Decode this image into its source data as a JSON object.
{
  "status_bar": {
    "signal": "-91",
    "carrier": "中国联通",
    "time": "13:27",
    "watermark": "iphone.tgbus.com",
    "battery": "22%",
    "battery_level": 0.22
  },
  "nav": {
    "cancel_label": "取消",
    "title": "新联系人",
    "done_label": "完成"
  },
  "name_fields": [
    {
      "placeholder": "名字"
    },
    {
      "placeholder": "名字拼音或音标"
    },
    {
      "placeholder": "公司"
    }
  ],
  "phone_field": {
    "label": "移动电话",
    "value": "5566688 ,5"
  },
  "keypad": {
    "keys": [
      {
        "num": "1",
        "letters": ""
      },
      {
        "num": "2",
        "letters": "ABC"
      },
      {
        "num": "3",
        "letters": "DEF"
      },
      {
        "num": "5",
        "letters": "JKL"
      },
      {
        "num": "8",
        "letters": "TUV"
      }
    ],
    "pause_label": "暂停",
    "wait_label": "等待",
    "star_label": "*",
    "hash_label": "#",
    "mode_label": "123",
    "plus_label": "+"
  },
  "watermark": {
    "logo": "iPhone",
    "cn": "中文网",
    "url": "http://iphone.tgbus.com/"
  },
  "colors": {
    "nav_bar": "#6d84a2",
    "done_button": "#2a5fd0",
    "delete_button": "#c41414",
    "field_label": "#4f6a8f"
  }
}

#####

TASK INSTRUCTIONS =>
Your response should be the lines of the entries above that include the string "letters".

THE COMPLETED TASK =>
        "letters": ""
        "letters": "ABC"
        "letters": "DEF"
        "letters": "JKL"
        "letters": "TUV"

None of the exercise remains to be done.